Forecasting Climate Change
by Amy Lignor
As with anything in this world, it depends on whose opinion or observations you trust as to just how bad climate change is becoming.
As 2016 begins to wrap up, climate scientists, atmospheric physicists, chemists, oceanographers – you name it – no one can come up with any other explanation for climate change and the warming of our planet other than human activity. How fast is it happening? What impacts will occur next year? There are a list of questions, as always, but the only fact that never changes is that humans and the trouble we are causing is the main source of global warming.

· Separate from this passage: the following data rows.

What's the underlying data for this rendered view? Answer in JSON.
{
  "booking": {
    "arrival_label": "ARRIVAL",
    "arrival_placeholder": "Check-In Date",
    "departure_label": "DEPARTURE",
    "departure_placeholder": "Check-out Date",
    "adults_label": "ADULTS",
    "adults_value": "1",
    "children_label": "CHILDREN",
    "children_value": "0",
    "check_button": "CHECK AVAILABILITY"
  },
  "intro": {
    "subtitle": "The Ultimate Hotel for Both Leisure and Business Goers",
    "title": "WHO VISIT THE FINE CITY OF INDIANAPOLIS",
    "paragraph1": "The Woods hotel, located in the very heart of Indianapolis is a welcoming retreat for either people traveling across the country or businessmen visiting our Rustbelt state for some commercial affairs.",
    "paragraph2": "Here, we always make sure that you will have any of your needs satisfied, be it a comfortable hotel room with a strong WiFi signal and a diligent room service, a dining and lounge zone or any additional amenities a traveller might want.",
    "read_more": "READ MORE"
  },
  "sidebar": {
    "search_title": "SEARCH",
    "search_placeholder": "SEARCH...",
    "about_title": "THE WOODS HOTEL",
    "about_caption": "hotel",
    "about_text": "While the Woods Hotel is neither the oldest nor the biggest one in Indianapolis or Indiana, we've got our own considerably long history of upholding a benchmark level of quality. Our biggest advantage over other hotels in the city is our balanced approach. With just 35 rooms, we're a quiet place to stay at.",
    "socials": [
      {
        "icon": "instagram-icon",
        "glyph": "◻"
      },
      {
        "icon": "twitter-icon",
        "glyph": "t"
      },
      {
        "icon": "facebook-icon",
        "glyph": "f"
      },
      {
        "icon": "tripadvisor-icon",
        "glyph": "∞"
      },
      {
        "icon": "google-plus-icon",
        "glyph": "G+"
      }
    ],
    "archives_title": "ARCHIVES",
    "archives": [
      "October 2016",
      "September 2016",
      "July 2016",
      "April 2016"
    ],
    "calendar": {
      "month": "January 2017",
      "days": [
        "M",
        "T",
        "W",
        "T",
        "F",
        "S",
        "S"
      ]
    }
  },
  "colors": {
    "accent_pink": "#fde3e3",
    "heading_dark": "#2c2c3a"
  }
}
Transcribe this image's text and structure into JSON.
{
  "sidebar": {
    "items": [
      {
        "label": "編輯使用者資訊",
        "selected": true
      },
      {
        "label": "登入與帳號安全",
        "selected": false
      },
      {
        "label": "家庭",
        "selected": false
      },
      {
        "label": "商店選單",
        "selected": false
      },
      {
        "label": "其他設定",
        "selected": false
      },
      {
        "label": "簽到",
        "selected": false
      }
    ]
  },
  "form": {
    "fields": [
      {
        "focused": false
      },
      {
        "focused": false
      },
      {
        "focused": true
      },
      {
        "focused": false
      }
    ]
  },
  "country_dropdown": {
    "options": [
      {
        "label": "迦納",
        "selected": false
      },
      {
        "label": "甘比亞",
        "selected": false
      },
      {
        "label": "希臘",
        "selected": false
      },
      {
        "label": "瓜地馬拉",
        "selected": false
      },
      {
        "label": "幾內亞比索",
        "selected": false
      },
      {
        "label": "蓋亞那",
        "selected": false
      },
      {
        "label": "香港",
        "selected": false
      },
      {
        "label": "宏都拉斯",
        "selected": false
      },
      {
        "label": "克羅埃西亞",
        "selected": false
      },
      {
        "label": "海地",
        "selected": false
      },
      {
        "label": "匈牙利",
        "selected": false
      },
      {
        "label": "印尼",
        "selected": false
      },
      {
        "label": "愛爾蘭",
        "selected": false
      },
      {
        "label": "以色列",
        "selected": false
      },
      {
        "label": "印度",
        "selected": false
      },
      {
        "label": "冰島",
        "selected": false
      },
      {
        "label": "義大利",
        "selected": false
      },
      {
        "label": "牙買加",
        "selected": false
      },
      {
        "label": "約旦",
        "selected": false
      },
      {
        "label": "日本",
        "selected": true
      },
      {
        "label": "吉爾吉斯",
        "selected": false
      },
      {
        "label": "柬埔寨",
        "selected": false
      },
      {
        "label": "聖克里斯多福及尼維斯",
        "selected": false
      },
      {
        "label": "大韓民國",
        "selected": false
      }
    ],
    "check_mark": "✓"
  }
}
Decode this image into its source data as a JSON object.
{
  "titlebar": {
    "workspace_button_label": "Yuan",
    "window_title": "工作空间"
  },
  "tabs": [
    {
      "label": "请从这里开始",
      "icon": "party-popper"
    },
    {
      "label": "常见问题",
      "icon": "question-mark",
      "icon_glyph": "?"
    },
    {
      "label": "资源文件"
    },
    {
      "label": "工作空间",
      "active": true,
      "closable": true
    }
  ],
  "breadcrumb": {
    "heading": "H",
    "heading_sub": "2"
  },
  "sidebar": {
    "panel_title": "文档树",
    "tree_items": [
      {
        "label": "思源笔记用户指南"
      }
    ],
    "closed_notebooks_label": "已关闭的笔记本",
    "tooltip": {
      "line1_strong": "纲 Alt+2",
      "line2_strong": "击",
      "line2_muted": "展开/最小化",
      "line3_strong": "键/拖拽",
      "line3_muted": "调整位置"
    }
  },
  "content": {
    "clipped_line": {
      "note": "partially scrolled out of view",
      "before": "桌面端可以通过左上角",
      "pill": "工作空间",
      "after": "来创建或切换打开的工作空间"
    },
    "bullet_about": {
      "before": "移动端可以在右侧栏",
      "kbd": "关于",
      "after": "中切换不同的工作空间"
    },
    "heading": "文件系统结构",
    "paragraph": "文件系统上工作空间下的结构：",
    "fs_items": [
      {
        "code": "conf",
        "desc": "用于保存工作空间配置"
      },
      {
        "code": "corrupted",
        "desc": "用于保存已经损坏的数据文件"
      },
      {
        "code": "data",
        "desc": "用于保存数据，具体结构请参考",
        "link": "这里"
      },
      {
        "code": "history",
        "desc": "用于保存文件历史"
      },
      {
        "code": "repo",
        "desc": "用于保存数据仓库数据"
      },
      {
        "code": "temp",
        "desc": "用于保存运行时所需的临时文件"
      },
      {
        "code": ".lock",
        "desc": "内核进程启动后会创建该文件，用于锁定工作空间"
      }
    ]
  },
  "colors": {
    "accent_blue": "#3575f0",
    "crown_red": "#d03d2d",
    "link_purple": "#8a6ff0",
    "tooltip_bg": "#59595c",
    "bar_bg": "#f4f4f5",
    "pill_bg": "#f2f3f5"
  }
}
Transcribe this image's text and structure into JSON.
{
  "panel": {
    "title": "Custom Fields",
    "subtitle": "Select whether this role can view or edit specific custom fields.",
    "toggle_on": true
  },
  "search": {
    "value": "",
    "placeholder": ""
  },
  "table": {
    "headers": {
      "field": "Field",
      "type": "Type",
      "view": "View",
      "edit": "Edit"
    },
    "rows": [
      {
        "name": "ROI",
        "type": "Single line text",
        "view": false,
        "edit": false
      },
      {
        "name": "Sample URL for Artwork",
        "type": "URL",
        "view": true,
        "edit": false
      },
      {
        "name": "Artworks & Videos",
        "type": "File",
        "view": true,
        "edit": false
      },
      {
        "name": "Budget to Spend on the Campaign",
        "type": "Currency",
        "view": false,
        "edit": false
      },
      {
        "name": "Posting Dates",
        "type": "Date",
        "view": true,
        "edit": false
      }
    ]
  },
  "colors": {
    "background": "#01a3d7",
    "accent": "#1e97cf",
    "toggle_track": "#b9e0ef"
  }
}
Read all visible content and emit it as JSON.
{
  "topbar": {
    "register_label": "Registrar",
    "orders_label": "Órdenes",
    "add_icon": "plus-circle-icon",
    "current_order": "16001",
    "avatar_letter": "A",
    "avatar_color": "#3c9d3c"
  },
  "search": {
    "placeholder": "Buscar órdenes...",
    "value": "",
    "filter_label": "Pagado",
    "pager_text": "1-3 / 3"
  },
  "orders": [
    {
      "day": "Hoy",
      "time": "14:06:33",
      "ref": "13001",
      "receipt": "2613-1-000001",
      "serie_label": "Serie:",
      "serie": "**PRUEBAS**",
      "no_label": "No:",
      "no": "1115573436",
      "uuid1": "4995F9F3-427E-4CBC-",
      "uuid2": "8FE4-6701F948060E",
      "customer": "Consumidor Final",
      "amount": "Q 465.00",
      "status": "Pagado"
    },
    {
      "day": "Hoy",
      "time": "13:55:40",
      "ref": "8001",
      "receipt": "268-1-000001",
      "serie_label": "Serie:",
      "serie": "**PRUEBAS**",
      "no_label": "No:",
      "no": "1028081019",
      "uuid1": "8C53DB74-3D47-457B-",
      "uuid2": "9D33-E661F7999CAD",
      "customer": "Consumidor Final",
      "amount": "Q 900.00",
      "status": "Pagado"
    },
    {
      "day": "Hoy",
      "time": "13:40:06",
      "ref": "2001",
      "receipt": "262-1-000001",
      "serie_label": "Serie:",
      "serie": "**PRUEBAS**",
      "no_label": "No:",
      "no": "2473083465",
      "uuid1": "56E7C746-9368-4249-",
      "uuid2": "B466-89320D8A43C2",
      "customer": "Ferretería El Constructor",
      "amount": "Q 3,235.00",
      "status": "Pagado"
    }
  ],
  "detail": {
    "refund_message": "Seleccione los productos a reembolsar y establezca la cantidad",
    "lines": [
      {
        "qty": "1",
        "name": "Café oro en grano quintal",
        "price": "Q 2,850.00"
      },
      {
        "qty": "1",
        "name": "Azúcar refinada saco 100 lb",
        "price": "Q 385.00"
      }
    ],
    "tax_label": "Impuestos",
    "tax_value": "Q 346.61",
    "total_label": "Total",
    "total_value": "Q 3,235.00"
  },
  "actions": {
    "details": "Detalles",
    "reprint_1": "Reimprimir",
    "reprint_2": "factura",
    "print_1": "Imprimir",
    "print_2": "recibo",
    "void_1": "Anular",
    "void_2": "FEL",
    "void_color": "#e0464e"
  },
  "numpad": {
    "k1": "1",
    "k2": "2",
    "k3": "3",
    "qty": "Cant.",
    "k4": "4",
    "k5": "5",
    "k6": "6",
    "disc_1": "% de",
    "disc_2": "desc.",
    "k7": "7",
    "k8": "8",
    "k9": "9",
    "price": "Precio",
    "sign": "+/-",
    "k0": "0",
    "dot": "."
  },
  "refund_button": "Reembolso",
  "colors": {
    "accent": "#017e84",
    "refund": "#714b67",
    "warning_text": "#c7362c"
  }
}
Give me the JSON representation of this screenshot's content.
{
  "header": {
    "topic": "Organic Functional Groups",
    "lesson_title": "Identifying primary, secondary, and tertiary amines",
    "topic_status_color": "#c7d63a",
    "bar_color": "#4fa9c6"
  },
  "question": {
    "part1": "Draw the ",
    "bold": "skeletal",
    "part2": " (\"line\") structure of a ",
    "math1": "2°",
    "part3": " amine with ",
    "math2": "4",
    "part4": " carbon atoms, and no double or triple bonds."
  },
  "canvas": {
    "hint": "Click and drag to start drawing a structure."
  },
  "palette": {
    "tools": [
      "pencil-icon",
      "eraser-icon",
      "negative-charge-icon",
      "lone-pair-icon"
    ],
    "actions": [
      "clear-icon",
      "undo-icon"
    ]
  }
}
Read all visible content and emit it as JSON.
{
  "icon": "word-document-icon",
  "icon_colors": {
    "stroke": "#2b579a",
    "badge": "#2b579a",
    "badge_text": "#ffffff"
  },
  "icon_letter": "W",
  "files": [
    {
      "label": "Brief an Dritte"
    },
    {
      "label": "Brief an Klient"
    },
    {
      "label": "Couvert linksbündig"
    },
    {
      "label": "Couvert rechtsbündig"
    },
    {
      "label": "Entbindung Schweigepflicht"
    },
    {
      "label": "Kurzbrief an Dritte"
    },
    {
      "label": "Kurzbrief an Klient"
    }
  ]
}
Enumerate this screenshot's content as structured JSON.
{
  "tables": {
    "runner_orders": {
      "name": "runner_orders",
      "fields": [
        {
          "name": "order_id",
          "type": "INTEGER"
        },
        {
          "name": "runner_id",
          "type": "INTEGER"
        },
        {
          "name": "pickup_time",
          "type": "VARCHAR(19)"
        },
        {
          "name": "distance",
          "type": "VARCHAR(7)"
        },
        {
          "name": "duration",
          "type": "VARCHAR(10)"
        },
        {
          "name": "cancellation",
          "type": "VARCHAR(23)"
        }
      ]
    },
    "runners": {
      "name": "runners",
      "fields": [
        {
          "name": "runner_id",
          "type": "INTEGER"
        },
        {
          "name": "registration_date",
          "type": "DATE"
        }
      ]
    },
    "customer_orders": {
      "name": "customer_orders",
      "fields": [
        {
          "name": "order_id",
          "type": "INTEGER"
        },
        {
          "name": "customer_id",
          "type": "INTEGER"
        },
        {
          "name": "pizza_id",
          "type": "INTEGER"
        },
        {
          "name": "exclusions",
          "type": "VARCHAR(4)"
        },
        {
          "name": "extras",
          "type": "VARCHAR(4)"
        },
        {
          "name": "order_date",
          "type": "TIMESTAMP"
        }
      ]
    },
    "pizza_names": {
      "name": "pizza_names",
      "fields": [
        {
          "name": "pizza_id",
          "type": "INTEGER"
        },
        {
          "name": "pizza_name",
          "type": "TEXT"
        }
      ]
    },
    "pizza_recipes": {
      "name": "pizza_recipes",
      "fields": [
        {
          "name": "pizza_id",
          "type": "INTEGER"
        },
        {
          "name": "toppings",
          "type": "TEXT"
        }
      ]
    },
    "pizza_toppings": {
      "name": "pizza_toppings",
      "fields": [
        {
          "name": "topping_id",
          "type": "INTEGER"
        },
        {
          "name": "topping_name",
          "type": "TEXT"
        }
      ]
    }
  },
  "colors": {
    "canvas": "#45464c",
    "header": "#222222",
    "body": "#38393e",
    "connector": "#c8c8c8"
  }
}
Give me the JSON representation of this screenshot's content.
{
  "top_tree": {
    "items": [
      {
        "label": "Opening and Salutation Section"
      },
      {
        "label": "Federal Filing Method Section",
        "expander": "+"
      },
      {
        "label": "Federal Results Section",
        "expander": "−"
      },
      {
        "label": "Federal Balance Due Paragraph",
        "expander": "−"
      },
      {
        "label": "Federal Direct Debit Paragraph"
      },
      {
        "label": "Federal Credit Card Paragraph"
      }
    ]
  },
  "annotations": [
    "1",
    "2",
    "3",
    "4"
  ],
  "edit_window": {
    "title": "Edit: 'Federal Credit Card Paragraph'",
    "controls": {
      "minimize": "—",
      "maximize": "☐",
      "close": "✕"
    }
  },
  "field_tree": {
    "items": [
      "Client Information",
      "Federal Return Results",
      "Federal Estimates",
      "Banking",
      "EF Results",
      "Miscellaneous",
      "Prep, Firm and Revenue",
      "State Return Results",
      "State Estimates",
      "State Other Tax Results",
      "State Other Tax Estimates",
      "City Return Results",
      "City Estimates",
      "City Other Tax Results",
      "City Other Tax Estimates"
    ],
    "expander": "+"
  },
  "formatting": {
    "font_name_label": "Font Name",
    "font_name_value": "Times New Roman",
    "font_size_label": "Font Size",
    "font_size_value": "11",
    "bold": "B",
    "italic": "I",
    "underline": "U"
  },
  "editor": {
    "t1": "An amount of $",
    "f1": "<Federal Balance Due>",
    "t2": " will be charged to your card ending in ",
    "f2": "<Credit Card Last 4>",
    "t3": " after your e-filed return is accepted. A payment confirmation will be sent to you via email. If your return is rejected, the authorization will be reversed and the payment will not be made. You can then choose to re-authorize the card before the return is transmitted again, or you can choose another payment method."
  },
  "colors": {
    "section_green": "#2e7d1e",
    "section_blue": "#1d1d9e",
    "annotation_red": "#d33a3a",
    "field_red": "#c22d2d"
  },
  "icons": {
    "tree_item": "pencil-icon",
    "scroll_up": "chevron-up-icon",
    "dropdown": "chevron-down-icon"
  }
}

Evidence is produced showing that changes in weather, oceans and ecosystems/habitats, come from natural causes, but the evidence is not prevalent. Human activities include releasing billions of tons of carbon dioxide, and other greenhouse gases, into the atmosphere each and every year. Climate changes will not cease, seeing as that the more greenhouse gases we emit, the larger future climate change problems will become.
It’s important to note that the global average temperature has increased by more than 1.5°F, with some regions of the world warming more than twice that amount. Greenhouse gases and their build-up are responsible for a list of troubles: from temperatures and precipitation patterns to the melting of glaciers to shifts in ecosystems that have negatively affected the length of growing seasons and the migration of birds.
The EPA is not uncaring or silent about this problem. It was just recently, in 2016, that the EPA launched an online portal that actually provides local leaders with information and tools that will better equip them to handle climate changes. Based on the area they live in, this online service (Adaptation Resource Center/ARC-X) provides users with the info pertaining to their specific areas and concerns.
People may roll their eyes at this –i.e., “more useless government spending.” But the fact is this site is more than necessary. Recent statistics proved that the federal government incurred more than $357 billion in direct costs due to extreme weather conditions, storms, and fires over the past 10 years. Climate change is also expected to bring about highly significant financial challenges to everyone. Which is why the EPA designed ARC-X to help all local government officials.
EPA Administrator Gina McCarthy, stated that: “From floods and droughts to dangerous heat islands and other public health effects, communities are facing the very real impacts of climate change. ARC-X is a powerful new tool that can help local governments continue to deliver reliable, cost-effective services even as the climate changes.”
The system is not only about telling people what is coming in regards to dangerous weather or the ill effects of climate change, it actually guides people through the process of how best to adapt to the changes that have already come about. They can adapt and address their specific risks and problems, and read case studies done on towns and communities that have already successfully adapted, so others may learn from them.
Yes, no matter who sits in the chair in The White House, climate change and ecosystem issues will continue. And, yes, there will be money spent in many areas in an attempt to stop what seems to be a constantly-increasing problem that will continue to get worse until we learn how to reduce greenhouse gas emissions.
We have done good work, thus far. From wind energy to solar shields to environmental projects that are saving trees, forests and better serving industry, work is most certainly being done correctly. But more has to happen. Global warming was projected to not only continue during the 21st century, but intensify. Therefore, the most aggressive action needs to be taken by us – the world’s population – in order to literally save this planet for the next generation to be able to “breathe” a little easier.
Source: Baret News